Brass differs from steel in how it is hardened and how it is annealed. Brass can only be hardened by work-hardening and only softened with heat. Steel can be hardened or softened with heat.
Brass is hardened by working, drawing the metal, expanding and contracting it. Cartridge case manufacturers do this in production to give you a strong case that will stand up under firing pressures. They then anneal the case neck and shoulder to soften the area that holds the bullet and expands into headspace. You get a strong cartridge that releases the bullet smoothly and then expands against the chamber wall to seal the pressure spike.
After several firing and resizing/ reloading cycles, (5 to 6, sometimes less) the brass necks become work-hardened, and won't release the bullet evenly or expand tightly to seal pressure. This results in lower velocities and inconsistent shot placement. Some of your brass will release at different times than others. Uniform bullet release (neck tension) is one major key to accuracy.
Here you can see the line of soot stops half-way down the neck, below that it is sealed. This is the first firing after annealing.
If the neck/ shoulder area is hardened, it is more prone to splitting or poor performance. This is what happens with repeated use.
This is why we anneal our cases, BUT ONLY THE NECK AND SHOULDER! Annealing the lower case body results in a dangerous soft-cartridge condition that can explode and injure the shooter.
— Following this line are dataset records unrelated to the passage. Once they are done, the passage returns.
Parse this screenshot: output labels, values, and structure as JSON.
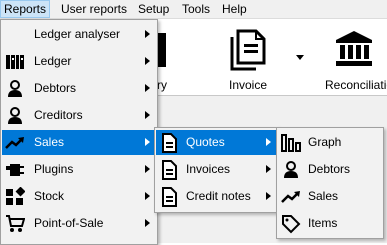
{
  "menubar": {
    "items": [
      "Reports",
      "User reports",
      "Setup",
      "Tools",
      "Help"
    ]
  },
  "toolbar": {
    "entry_label": "ntry",
    "invoice_label": "Invoice",
    "reconciliation_label": "Reconciliation"
  },
  "reports_menu": {
    "items": [
      {
        "label": "Ledger analyser",
        "icon": "none",
        "submenu": true
      },
      {
        "label": "Ledger",
        "icon": "books-icon",
        "submenu": true
      },
      {
        "label": "Debtors",
        "icon": "person-icon",
        "submenu": true
      },
      {
        "label": "Creditors",
        "icon": "person-icon",
        "submenu": true
      },
      {
        "label": "Sales",
        "icon": "trend-icon",
        "submenu": true,
        "highlighted": true
      },
      {
        "label": "Plugins",
        "icon": "plug-icon",
        "submenu": true
      },
      {
        "label": "Stock",
        "icon": "blocks-icon",
        "submenu": true
      },
      {
        "label": "Point-of-Sale",
        "icon": "cart-icon",
        "submenu": true
      }
    ]
  },
  "sales_menu": {
    "items": [
      {
        "label": "Quotes",
        "icon": "document-icon",
        "submenu": true,
        "highlighted": true
      },
      {
        "label": "Invoices",
        "icon": "document-icon",
        "submenu": true
      },
      {
        "label": "Credit notes",
        "icon": "document-icon",
        "submenu": true
      }
    ]
  },
  "quotes_menu": {
    "items": [
      {
        "label": "Graph",
        "icon": "bar-chart-icon"
      },
      {
        "label": "Debtors",
        "icon": "person-icon"
      },
      {
        "label": "Sales",
        "icon": "trend-icon"
      },
      {
        "label": "Items",
        "icon": "tag-icon"
      }
    ]
  },
  "colors": {
    "highlight": "#0078d7",
    "menubar_active": "#cce4f7"
  }
}
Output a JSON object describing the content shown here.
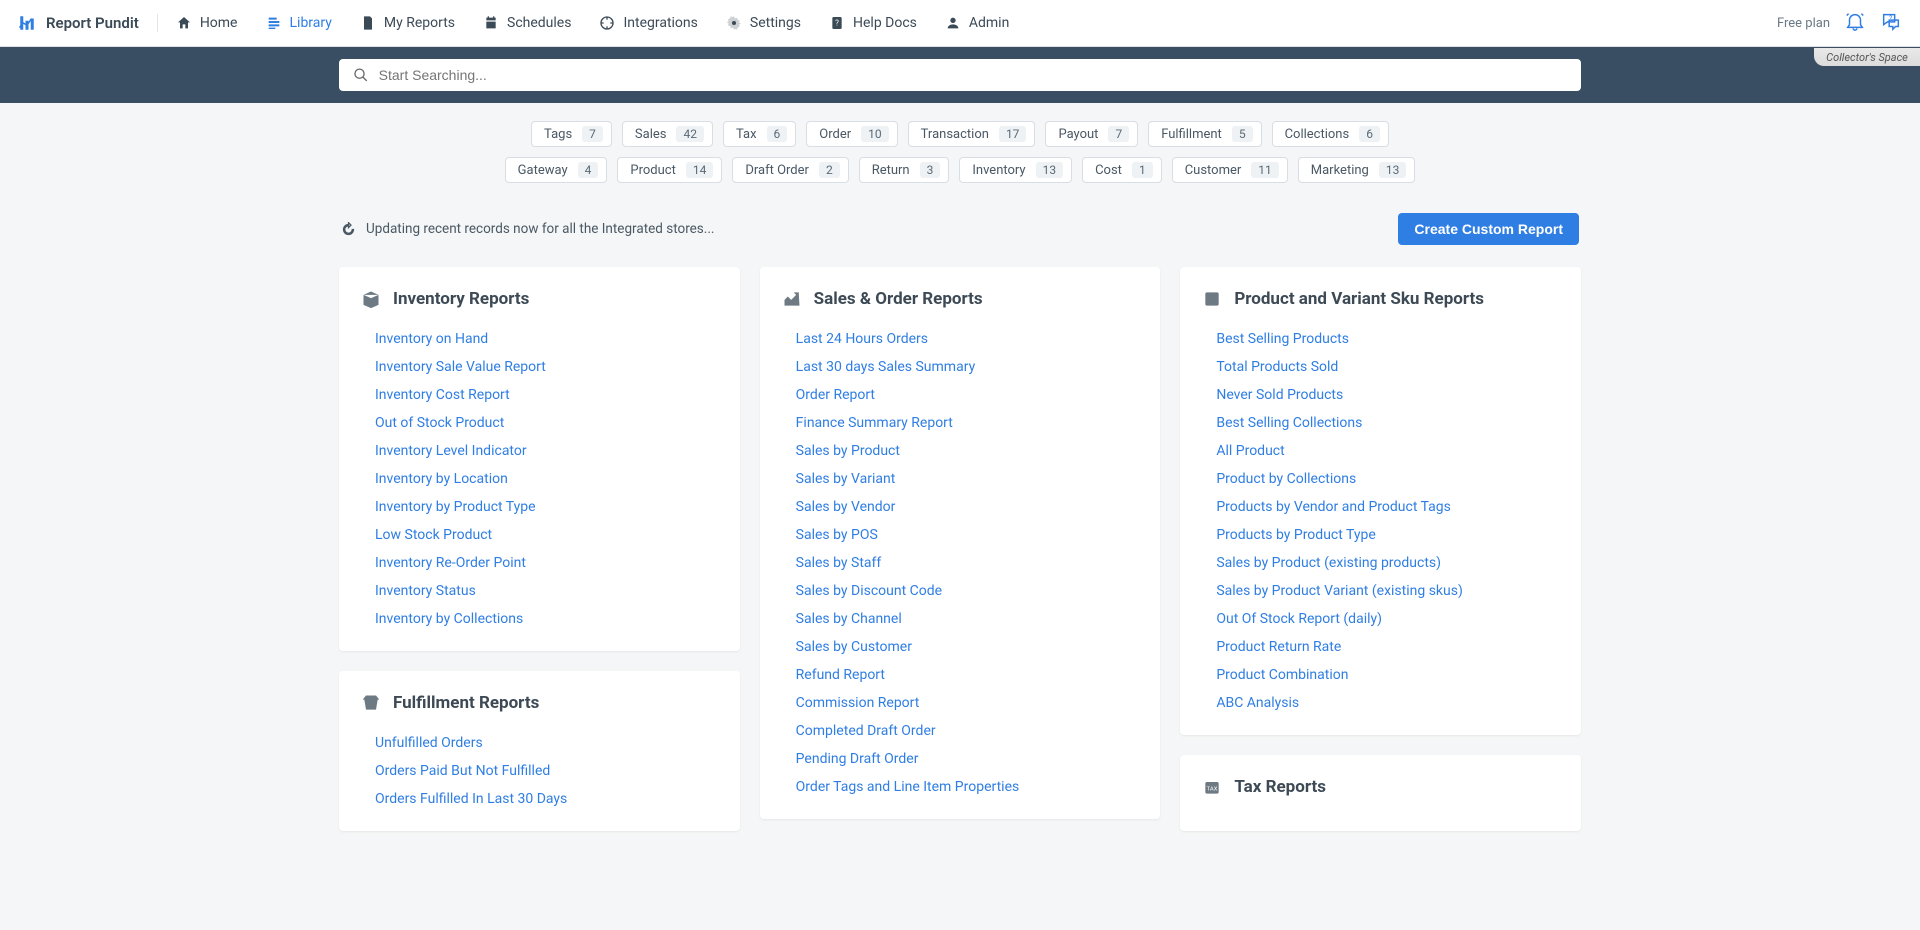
{
  "brand": "Report Pundit",
  "nav": {
    "home": "Home",
    "library": "Library",
    "my_reports": "My Reports",
    "schedules": "Schedules",
    "integrations": "Integrations",
    "settings": "Settings",
    "help_docs": "Help Docs",
    "admin": "Admin"
  },
  "plan": "Free plan",
  "store_name": "Collector's Space",
  "search": {
    "placeholder": "Start Searching..."
  },
  "filters_row1": [
    {
      "label": "Tags",
      "count": "7"
    },
    {
      "label": "Sales",
      "count": "42"
    },
    {
      "label": "Tax",
      "count": "6"
    },
    {
      "label": "Order",
      "count": "10"
    },
    {
      "label": "Transaction",
      "count": "17"
    },
    {
      "label": "Payout",
      "count": "7"
    },
    {
      "label": "Fulfillment",
      "count": "5"
    },
    {
      "label": "Collections",
      "count": "6"
    }
  ],
  "filters_row2": [
    {
      "label": "Gateway",
      "count": "4"
    },
    {
      "label": "Product",
      "count": "14"
    },
    {
      "label": "Draft Order",
      "count": "2"
    },
    {
      "label": "Return",
      "count": "3"
    },
    {
      "label": "Inventory",
      "count": "13"
    },
    {
      "label": "Cost",
      "count": "1"
    },
    {
      "label": "Customer",
      "count": "11"
    },
    {
      "label": "Marketing",
      "count": "13"
    }
  ],
  "status_message": "Updating recent records now for all the Integrated stores...",
  "create_button": "Create Custom Report",
  "cards": {
    "inventory": {
      "title": "Inventory Reports",
      "items": [
        "Inventory on Hand",
        "Inventory Sale Value Report",
        "Inventory Cost Report",
        "Out of Stock Product",
        "Inventory Level Indicator",
        "Inventory by Location",
        "Inventory by Product Type",
        "Low Stock Product",
        "Inventory Re-Order Point",
        "Inventory Status",
        "Inventory by Collections"
      ]
    },
    "fulfillment": {
      "title": "Fulfillment Reports",
      "items": [
        "Unfulfilled Orders",
        "Orders Paid But Not Fulfilled",
        "Orders Fulfilled In Last 30 Days"
      ]
    },
    "sales": {
      "title": "Sales & Order Reports",
      "items": [
        "Last 24 Hours Orders",
        "Last 30 days Sales Summary",
        "Order Report",
        "Finance Summary Report",
        "Sales by Product",
        "Sales by Variant",
        "Sales by Vendor",
        "Sales by POS",
        "Sales by Staff",
        "Sales by Discount Code",
        "Sales by Channel",
        "Sales by Customer",
        "Refund Report",
        "Commission Report",
        "Completed Draft Order",
        "Pending Draft Order",
        "Order Tags and Line Item Properties"
      ]
    },
    "product": {
      "title": "Product and Variant Sku Reports",
      "items": [
        "Best Selling Products",
        "Total Products Sold",
        "Never Sold Products",
        "Best Selling Collections",
        "All Product",
        "Product by Collections",
        "Products by Vendor and Product Tags",
        "Products by Product Type",
        "Sales by Product (existing products)",
        "Sales by Product Variant (existing skus)",
        "Out Of Stock Report (daily)",
        "Product Return Rate",
        "Product Combination",
        "ABC Analysis"
      ]
    },
    "tax": {
      "title": "Tax Reports",
      "items": []
    }
  }
}
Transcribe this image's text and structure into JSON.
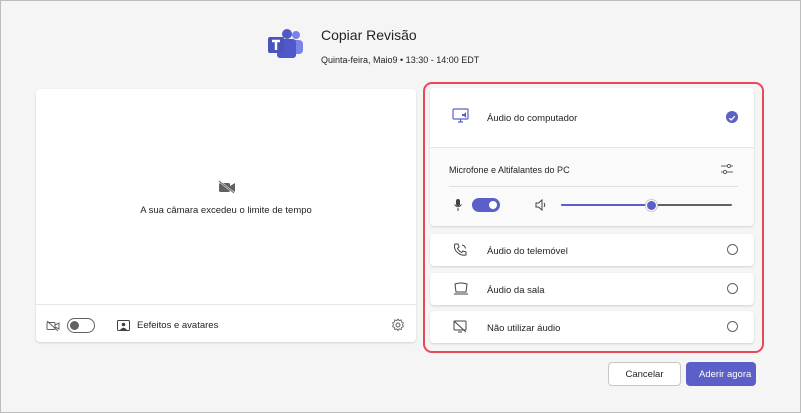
{
  "meeting": {
    "title": "Copiar Revisão",
    "subtitle": "Quinta-feira, Maio9 • 13:30 - 14:00 EDT"
  },
  "preview": {
    "camera_message": "A sua câmara excedeu o limite de tempo",
    "effects_label": "Eefeitos e avatares",
    "camera_toggle_on": false
  },
  "audio_options": {
    "computer": {
      "label": "Áudio do computador",
      "selected": true,
      "icon": "computer-audio-icon"
    },
    "device_settings": {
      "label": "Microfone e Altifalantes do PC",
      "mic_on": true,
      "speaker_volume": 0.53
    },
    "phone": {
      "label": "Áudio do telemóvel",
      "selected": false,
      "icon": "phone-audio-icon"
    },
    "room": {
      "label": "Áudio da sala",
      "selected": false,
      "icon": "room-audio-icon"
    },
    "none": {
      "label": "Não utilizar áudio",
      "selected": false,
      "icon": "no-audio-icon"
    }
  },
  "actions": {
    "cancel_label": "Cancelar",
    "join_label": "Aderir agora"
  },
  "colors": {
    "accent": "#5b5fc7",
    "highlight_outline": "#e8485a"
  }
}
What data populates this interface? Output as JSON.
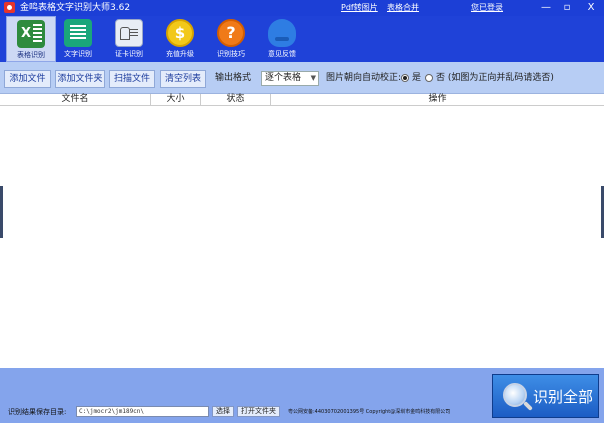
{
  "window": {
    "title": "金鸣表格文字识别大师3.62",
    "links": {
      "pdf_convert": "Pdf转图片",
      "table_merge": "表格合并",
      "login": "您已登录"
    },
    "controls": {
      "minimize": "—",
      "restore": "▫",
      "close": "X"
    }
  },
  "toolbar": {
    "items": [
      {
        "label": "表格识别",
        "icon": "excel-icon",
        "active": true
      },
      {
        "label": "文字识别",
        "icon": "text-doc-icon",
        "active": false
      },
      {
        "label": "证卡识别",
        "icon": "id-card-icon",
        "active": false
      },
      {
        "label": "充值升级",
        "icon": "coin-icon",
        "active": false
      },
      {
        "label": "识别技巧",
        "icon": "question-icon",
        "active": false
      },
      {
        "label": "意见反馈",
        "icon": "feedback-icon",
        "active": false
      }
    ]
  },
  "actions": {
    "add_file": "添加文件",
    "add_folder": "添加文件夹",
    "scan_file": "扫描文件",
    "clear_list": "清空列表",
    "output_format_label": "输出格式",
    "output_format_value": "逐个表格",
    "auto_correct_label": "图片朝向自动校正:",
    "yes_label": "是",
    "no_label": "否 (如图为正向并乱码请选否)",
    "auto_correct_selected": "是"
  },
  "table": {
    "columns": [
      "文件名",
      "大小",
      "状态",
      "操作"
    ],
    "rows": []
  },
  "bottom": {
    "save_dir_label": "识别结果保存目录:",
    "save_dir_value": "C:\\jmocr2\\jm189cn\\",
    "choose": "选择",
    "open_folder": "打开文件夹",
    "footer": "粤公网安备:44030702001395号 Copyright@深圳市金鸣科技有限公司",
    "recognize_all": "识别全部"
  },
  "colors": {
    "title_bar": "#1c3fd6",
    "toolbar": "#1f42d8",
    "action_bar": "#b7cdf4",
    "bottom_bar": "#84a4ec",
    "primary_button": "#1c5cc4"
  }
}
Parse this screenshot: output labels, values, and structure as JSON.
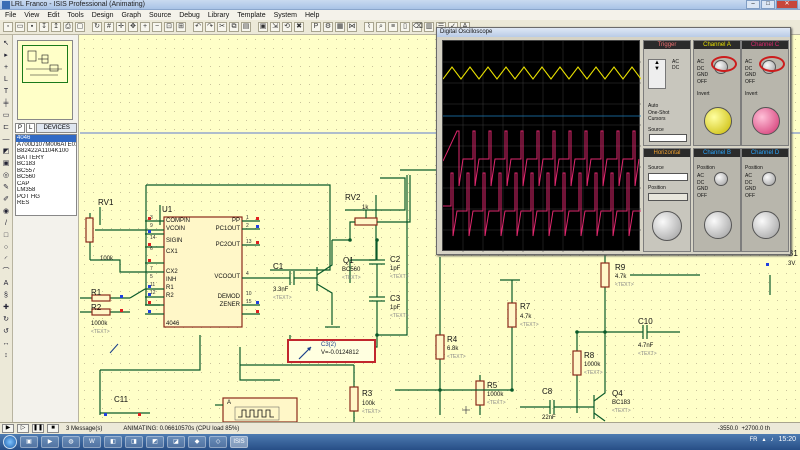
{
  "window": {
    "title": "LRL Franco - ISIS Professional (Animating)"
  },
  "menu": [
    "File",
    "View",
    "Edit",
    "Tools",
    "Design",
    "Graph",
    "Source",
    "Debug",
    "Library",
    "Template",
    "System",
    "Help"
  ],
  "sidepanel": {
    "tabs": [
      "P",
      "L"
    ],
    "devices_header": "DEVICES",
    "devices": [
      "4046",
      "A700D107M006ATE018",
      "B82422A1104K100",
      "BATTERY",
      "BC183",
      "BC557",
      "BC560",
      "CAP",
      "LM358",
      "POT HG",
      "RES"
    ],
    "selected_index": 0
  },
  "oscilloscope": {
    "title": "Digital Oscilloscope",
    "channels": [
      {
        "name": "Channel A",
        "color": "#e8e000"
      },
      {
        "name": "Channel B",
        "color": "#e0286e"
      },
      {
        "name": "Channel C",
        "color": "#e0286e"
      },
      {
        "name": "Channel D",
        "color": "#2aa7ff"
      }
    ],
    "trigger_label": "Trigger",
    "horizontal_label": "Horizontal",
    "source_label": "Source",
    "cursors_label": "Cursors",
    "modes": [
      "Auto",
      "One-Shot",
      "Cursors"
    ],
    "coupling": [
      "AC",
      "DC",
      "GND",
      "OFF"
    ],
    "invert_label": "Invert",
    "position_label": "Position"
  },
  "schematic": {
    "components": {
      "U1": "U1",
      "U1_part": "4046",
      "RV1": "RV1",
      "RV1_val": "100k",
      "RV2": "RV2",
      "RV2_val": "1k",
      "Q1": "Q1",
      "Q1_part": "BC560",
      "C1": "C1",
      "C1_val": "3.3nF",
      "C2": "C2",
      "C2_val": "1pF",
      "C3": "C3",
      "C3_val": "1pF",
      "R1": "R1",
      "R2": "R2",
      "R2_val": "1000k",
      "R3": "R3",
      "R3_val": "100k",
      "R4": "R4",
      "R4_val": "6.8k",
      "R5": "R5",
      "R5_val": "1000k",
      "R7": "R7",
      "R7_val": "4.7k",
      "R8": "R8",
      "R8_val": "1000k",
      "R9": "R9",
      "R9_val": "4.7k",
      "C8": "C8",
      "C8_val": "22nF",
      "C10": "C10",
      "C10_val": "4.7nF",
      "C11": "C11",
      "Q4": "Q4",
      "Q4_part": "BC183",
      "text_placeholder": "<TEXT>",
      "A_label": "A",
      "B1_partial": "B1",
      "V_partial": "3V"
    },
    "u1_pins_left": [
      {
        "num": "3",
        "name": "COMPIN"
      },
      {
        "num": "9",
        "name": "VCOIN"
      },
      {
        "num": "14",
        "name": "SIGIN"
      },
      {
        "num": "6",
        "name": "CX1"
      },
      {
        "num": "7",
        "name": "CX2"
      },
      {
        "num": "5",
        "name": "INH"
      },
      {
        "num": "11",
        "name": "R1"
      },
      {
        "num": "12",
        "name": "R2"
      }
    ],
    "u1_pins_right": [
      {
        "num": "1",
        "name": "PP"
      },
      {
        "num": "2",
        "name": "PC1OUT"
      },
      {
        "num": "13",
        "name": "PC2OUT"
      },
      {
        "num": "4",
        "name": "VCOOUT"
      },
      {
        "num": "10",
        "name": "DEMOD"
      },
      {
        "num": "15",
        "name": "ZENER"
      }
    ],
    "probe": {
      "label": "C3(2)",
      "value": "V=-0.0124812"
    }
  },
  "status": {
    "messages": "3 Message(s)",
    "animating": "ANIMATING: 0.06610570s (CPU load 85%)",
    "coord_x": "-3550.0",
    "coord_y": "+2700.0",
    "unit": "th"
  },
  "taskbar": {
    "lang": "FR",
    "time": "15:20",
    "isis_label": "ISIS"
  }
}
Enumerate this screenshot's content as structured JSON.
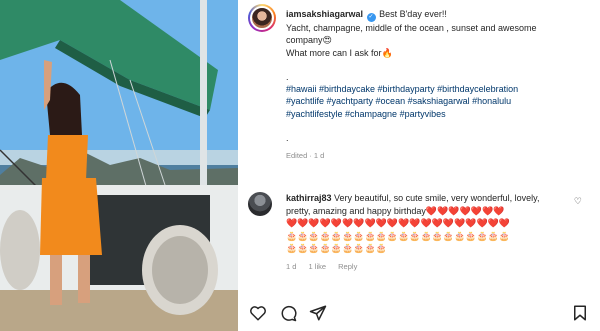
{
  "post": {
    "username": "iamsakshiagarwal",
    "verified_icon": "verified-badge-icon",
    "title_text": "Best B'day ever!!",
    "caption_lines": [
      "Yacht, champagne, middle of the ocean , sunset and awesome",
      "company😍",
      "What more can I ask for🔥"
    ],
    "dot": ".",
    "hashtags": [
      "#hawaii #birthdaycake #birthdayparty #birthdaycelebration",
      "#yachtlife #yachtparty #ocean #sakshiagarwal #honalulu",
      "#yachtlifestyle #champagne #partyvibes"
    ],
    "dot2": ".",
    "edited": "Edited · 1 d"
  },
  "comment": {
    "username": "kathirraj83",
    "text": "Very beautiful, so cute smile, very wonderful, lovely,",
    "text2": "pretty, amazing and happy birthday❤️❤️❤️❤️❤️❤️❤️",
    "emoji_row_1": "❤️❤️❤️❤️❤️❤️❤️❤️❤️❤️❤️❤️❤️❤️❤️❤️❤️❤️❤️❤️",
    "emoji_row_2": "🎂🎂🎂🎂🎂🎂🎂🎂🎂🎂🎂🎂🎂🎂🎂🎂🎂🎂🎂🎂",
    "emoji_row_3": "🎂🎂🎂🎂🎂🎂🎂🎂🎂",
    "time": "1 d",
    "likes": "1 like",
    "reply": "Reply"
  },
  "colors": {
    "hashtag": "#00376b",
    "meta": "#8e8e8e",
    "verified": "#3897f0"
  },
  "actions": [
    "heart-icon",
    "comment-icon",
    "share-icon",
    "bookmark-icon"
  ]
}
Be aware that like reloading, annealing takes a certain amount of skill and common sense.
If you can reload your ammunition, you can anneal your cases.